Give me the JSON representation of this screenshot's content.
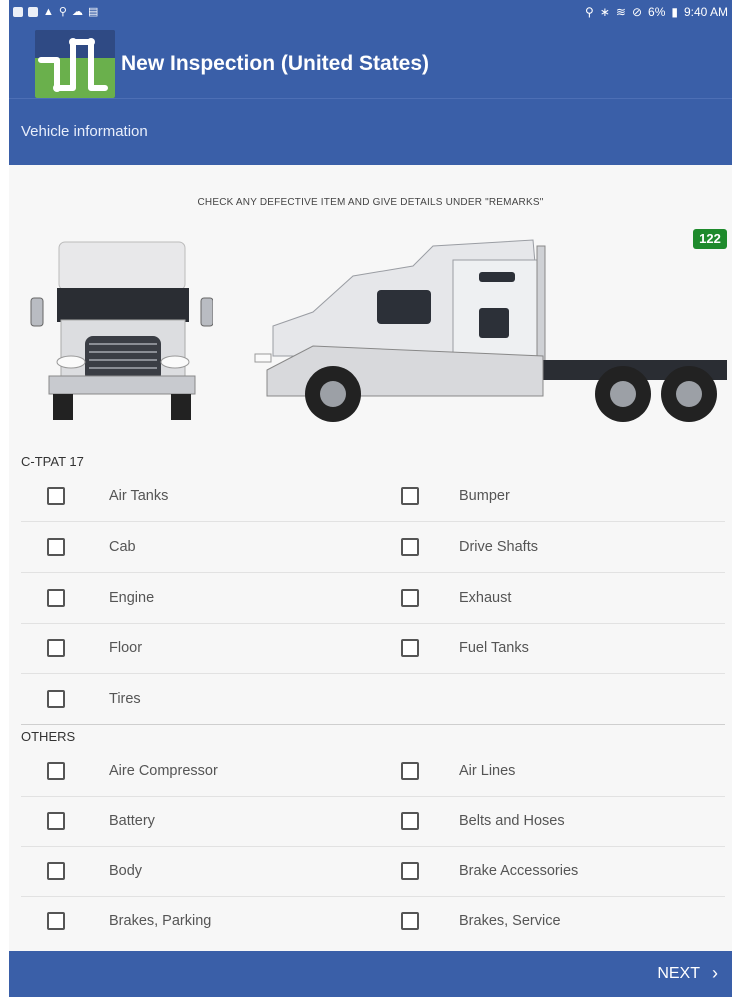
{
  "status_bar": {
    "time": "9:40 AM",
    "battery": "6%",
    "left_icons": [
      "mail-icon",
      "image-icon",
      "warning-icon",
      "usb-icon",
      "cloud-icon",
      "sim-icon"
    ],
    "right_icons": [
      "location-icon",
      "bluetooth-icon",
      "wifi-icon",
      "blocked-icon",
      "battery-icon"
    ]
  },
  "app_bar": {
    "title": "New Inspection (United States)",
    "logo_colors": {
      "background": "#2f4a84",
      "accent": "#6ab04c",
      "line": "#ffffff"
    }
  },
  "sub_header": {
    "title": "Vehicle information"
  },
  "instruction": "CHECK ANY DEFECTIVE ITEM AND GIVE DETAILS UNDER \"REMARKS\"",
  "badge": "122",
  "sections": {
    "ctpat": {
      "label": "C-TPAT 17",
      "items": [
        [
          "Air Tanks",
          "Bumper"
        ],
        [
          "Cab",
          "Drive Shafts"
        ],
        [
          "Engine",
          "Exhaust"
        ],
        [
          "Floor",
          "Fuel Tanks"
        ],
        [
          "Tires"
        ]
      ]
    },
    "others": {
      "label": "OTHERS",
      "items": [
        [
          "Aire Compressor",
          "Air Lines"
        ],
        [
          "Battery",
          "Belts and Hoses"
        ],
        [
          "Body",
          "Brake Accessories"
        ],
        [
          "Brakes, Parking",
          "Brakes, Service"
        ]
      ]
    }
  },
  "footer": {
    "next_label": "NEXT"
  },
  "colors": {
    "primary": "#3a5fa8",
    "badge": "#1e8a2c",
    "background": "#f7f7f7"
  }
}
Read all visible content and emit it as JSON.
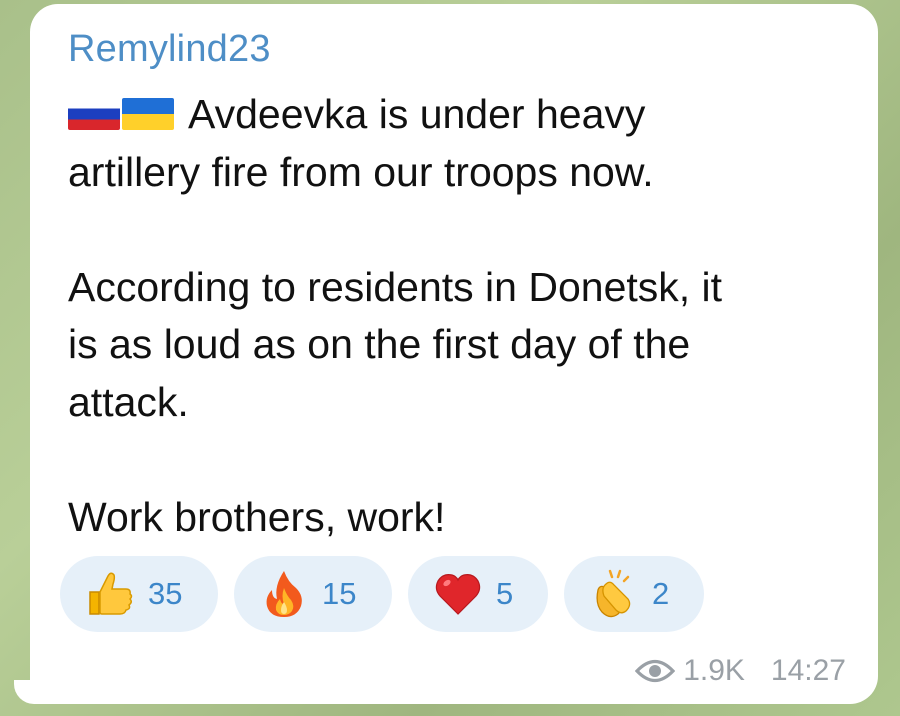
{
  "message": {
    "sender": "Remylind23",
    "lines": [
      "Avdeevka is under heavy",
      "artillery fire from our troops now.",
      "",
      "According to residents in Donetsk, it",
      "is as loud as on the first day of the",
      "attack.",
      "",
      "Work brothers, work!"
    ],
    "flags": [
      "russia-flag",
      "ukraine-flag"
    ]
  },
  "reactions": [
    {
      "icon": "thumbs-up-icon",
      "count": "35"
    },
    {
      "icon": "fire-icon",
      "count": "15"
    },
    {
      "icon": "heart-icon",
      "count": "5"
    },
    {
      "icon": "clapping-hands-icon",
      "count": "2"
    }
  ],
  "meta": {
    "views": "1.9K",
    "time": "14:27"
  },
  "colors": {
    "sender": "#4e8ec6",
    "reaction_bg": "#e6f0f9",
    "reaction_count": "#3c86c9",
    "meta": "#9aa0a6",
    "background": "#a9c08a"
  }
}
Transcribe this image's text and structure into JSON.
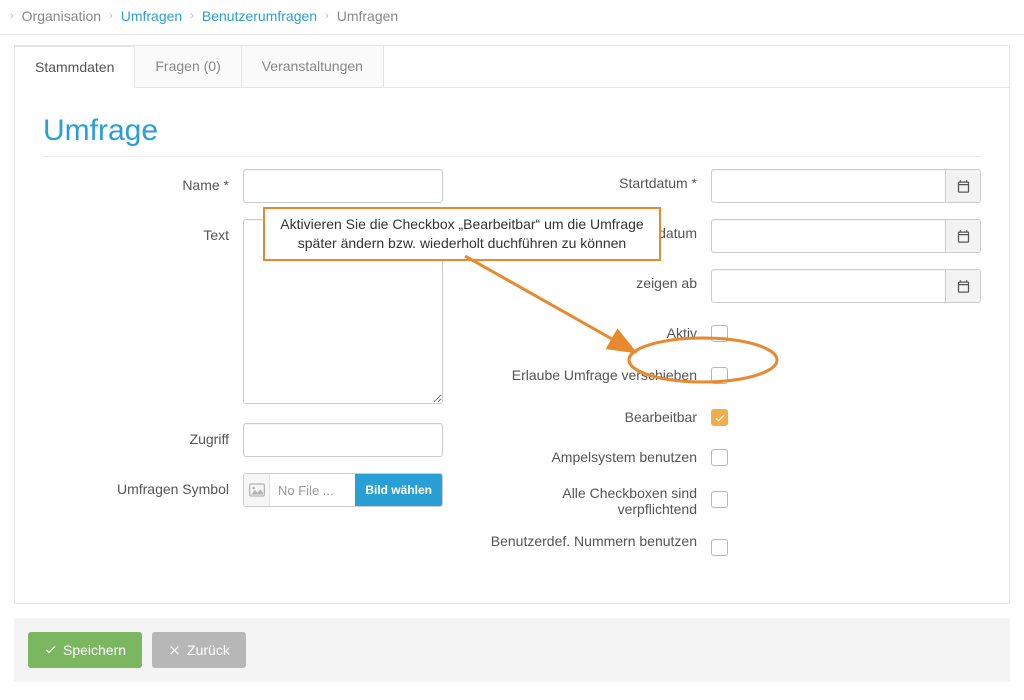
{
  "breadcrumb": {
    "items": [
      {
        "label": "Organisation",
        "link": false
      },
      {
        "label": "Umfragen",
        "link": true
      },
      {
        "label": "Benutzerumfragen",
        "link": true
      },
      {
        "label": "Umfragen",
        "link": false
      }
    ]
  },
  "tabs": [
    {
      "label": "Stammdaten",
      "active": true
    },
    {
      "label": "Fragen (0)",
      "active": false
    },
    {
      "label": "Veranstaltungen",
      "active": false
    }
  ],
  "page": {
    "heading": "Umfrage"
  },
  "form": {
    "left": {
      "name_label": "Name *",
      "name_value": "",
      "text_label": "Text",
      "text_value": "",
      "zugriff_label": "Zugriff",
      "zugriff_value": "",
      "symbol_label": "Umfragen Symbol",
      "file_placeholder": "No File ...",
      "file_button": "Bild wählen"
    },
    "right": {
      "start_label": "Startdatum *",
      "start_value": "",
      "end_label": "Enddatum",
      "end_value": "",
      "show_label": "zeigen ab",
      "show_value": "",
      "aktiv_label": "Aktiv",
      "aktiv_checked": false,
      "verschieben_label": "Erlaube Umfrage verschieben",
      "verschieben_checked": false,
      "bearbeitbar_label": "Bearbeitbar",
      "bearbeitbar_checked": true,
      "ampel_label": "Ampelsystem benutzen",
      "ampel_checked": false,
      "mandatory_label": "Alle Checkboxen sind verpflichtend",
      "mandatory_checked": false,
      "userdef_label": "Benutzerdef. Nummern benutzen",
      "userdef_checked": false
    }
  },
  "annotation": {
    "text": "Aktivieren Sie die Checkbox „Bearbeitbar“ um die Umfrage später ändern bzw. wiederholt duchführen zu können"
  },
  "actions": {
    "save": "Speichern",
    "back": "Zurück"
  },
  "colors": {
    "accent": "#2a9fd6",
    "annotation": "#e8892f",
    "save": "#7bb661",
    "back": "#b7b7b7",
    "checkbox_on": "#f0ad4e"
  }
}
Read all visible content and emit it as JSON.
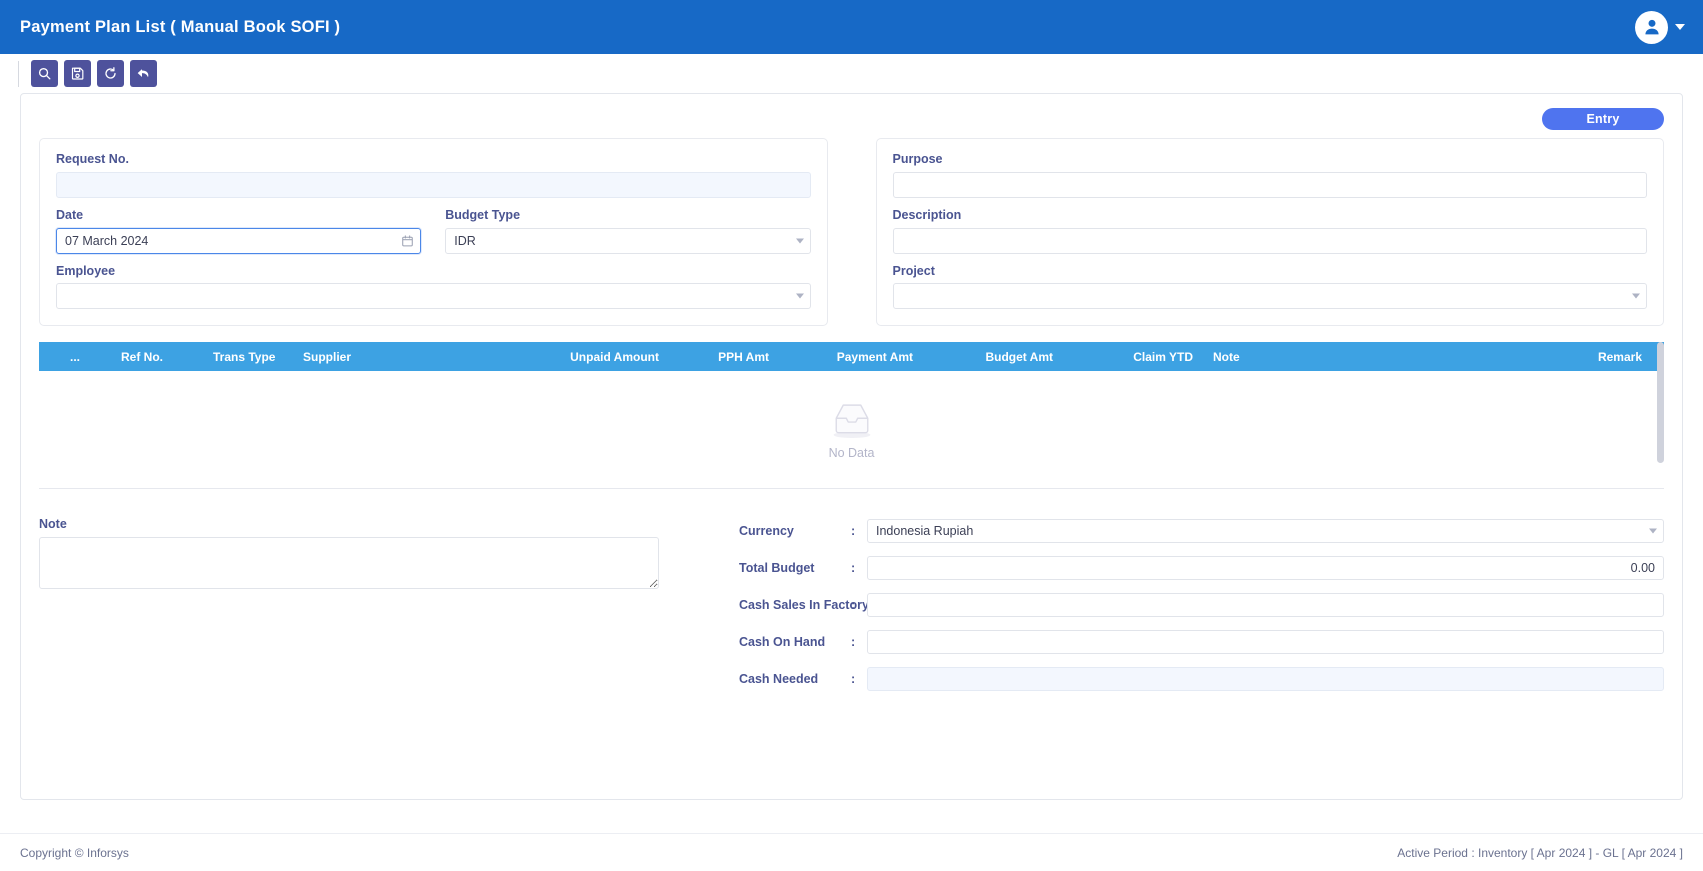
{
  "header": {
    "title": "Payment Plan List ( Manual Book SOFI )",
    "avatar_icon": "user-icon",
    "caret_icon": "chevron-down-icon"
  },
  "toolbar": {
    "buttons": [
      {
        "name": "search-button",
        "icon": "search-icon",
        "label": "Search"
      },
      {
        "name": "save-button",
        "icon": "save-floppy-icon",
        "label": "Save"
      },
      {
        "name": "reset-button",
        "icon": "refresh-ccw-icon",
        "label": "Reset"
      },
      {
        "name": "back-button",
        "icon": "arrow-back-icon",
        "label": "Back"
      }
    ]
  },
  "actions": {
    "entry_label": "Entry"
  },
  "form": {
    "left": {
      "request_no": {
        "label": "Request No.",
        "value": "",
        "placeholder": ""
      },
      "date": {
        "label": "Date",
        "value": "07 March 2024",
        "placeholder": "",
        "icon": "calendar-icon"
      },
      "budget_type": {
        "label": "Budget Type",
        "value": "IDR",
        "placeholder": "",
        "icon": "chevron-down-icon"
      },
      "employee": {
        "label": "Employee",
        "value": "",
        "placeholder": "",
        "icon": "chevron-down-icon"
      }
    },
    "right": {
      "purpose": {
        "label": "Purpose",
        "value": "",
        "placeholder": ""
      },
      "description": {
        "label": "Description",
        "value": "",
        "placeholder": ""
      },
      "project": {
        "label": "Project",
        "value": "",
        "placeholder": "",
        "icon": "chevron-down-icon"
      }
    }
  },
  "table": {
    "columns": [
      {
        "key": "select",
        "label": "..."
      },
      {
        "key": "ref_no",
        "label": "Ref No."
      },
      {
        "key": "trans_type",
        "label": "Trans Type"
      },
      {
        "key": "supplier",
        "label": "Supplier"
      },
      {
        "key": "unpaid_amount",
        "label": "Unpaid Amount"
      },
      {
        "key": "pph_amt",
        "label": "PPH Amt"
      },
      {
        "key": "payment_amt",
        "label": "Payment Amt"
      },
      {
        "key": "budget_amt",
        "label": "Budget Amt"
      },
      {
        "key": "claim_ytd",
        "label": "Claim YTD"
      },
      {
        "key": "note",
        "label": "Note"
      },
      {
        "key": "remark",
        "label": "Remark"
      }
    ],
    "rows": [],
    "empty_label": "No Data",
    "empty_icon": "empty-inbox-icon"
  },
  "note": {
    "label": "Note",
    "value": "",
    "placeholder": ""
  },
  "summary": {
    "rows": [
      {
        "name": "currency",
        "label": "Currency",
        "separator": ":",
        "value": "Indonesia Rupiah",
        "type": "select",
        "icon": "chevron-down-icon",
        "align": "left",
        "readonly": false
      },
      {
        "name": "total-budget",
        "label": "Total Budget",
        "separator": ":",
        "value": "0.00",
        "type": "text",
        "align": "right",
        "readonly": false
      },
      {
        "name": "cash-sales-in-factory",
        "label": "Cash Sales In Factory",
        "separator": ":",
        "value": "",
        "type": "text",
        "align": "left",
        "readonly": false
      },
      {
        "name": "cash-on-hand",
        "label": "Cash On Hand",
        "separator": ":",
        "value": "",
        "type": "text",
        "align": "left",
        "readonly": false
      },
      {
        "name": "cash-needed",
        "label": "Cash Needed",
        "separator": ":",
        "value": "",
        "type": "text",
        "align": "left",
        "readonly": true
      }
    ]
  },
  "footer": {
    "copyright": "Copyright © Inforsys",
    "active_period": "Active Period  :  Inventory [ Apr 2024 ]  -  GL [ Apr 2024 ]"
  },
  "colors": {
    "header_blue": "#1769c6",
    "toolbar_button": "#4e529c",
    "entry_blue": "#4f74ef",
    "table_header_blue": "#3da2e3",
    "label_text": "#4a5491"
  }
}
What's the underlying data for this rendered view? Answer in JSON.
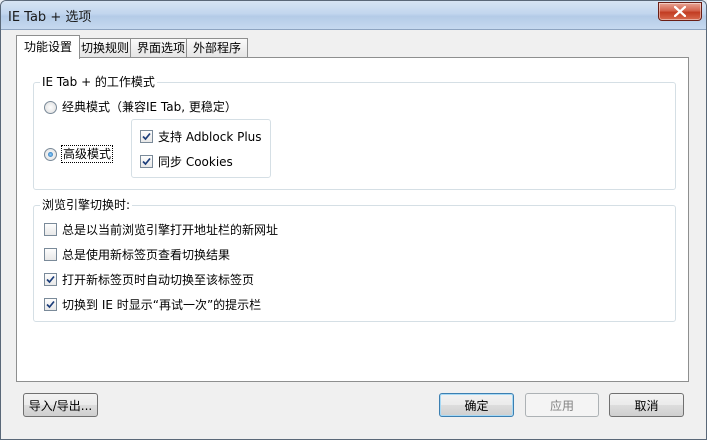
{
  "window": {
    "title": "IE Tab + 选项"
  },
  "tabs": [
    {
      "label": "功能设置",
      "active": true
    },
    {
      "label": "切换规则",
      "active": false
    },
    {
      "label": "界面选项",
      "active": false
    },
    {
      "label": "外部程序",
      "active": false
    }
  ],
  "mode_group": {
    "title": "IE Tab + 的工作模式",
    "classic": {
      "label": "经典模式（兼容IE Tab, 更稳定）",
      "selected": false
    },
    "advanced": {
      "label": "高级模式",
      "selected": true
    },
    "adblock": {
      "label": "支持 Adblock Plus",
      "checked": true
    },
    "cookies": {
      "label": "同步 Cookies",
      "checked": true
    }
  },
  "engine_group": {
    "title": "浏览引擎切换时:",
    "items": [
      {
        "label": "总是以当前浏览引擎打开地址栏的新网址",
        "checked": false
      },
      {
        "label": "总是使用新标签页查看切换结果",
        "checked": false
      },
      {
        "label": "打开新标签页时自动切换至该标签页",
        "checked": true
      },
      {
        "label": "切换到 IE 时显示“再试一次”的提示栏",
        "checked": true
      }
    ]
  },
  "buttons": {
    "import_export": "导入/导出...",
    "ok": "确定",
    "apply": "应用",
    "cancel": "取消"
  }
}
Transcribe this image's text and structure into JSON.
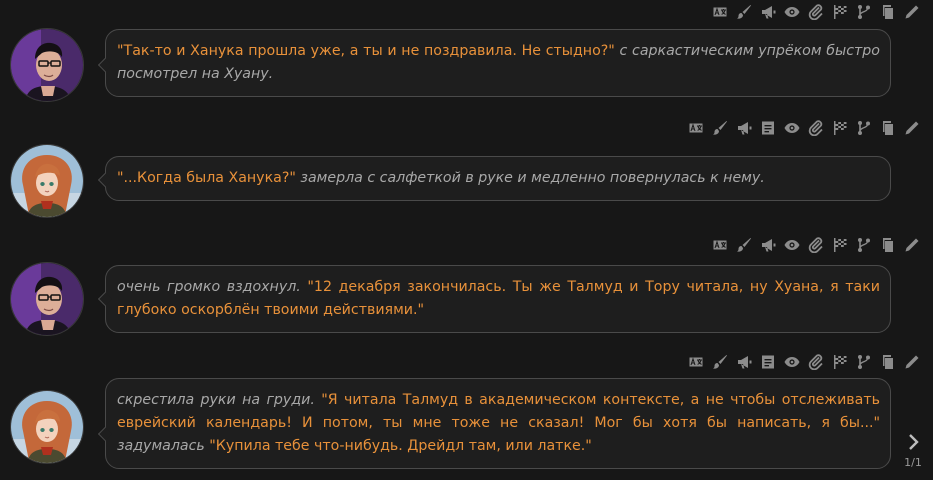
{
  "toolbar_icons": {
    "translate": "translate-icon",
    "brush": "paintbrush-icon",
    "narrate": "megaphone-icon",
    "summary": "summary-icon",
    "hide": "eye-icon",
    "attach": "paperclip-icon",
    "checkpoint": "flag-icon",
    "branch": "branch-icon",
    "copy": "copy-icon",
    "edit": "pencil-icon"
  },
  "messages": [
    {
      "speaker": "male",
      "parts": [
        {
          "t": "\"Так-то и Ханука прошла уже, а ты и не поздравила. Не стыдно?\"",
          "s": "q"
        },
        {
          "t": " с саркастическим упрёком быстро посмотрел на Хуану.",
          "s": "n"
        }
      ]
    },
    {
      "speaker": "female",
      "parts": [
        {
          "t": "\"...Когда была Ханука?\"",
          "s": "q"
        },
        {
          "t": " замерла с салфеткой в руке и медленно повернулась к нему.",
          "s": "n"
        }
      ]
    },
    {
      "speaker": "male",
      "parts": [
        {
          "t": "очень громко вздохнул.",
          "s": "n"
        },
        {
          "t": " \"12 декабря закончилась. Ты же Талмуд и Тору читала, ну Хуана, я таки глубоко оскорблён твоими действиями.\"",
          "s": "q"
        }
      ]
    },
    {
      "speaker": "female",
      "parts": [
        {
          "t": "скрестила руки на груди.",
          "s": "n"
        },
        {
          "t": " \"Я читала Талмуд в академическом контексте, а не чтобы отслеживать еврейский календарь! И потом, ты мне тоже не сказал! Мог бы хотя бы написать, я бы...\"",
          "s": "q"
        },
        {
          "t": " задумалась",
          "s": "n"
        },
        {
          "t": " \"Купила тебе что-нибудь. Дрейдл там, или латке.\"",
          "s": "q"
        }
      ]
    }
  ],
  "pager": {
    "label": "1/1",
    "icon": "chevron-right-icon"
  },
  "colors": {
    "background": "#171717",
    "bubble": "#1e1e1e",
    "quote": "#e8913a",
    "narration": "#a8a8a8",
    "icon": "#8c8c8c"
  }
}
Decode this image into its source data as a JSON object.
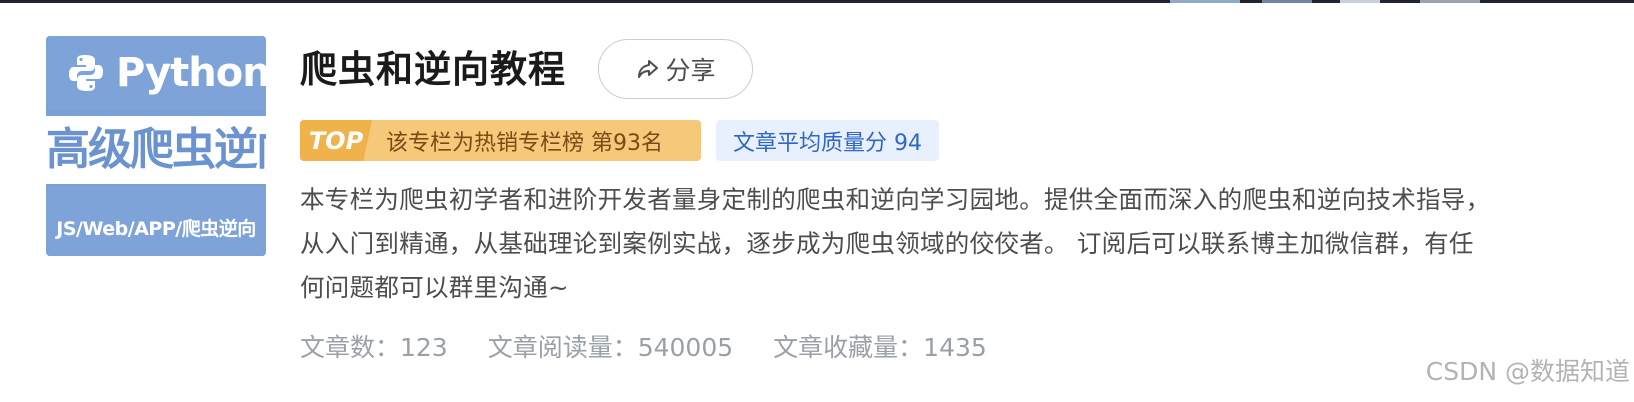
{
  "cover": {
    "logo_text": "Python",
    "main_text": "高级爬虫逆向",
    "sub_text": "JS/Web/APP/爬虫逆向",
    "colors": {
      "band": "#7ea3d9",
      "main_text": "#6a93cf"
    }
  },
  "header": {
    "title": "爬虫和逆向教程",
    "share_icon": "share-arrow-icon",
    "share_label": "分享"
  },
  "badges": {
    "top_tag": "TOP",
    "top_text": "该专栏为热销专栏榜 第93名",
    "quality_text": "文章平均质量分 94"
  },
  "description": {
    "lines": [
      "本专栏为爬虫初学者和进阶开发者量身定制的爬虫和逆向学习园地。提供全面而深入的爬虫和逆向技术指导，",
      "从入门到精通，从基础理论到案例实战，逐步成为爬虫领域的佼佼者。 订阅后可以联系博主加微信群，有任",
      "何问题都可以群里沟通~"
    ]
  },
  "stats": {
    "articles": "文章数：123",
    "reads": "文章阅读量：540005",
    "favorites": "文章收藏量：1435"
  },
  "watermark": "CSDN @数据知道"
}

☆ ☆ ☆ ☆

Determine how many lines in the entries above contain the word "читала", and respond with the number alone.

> [Written response]:
2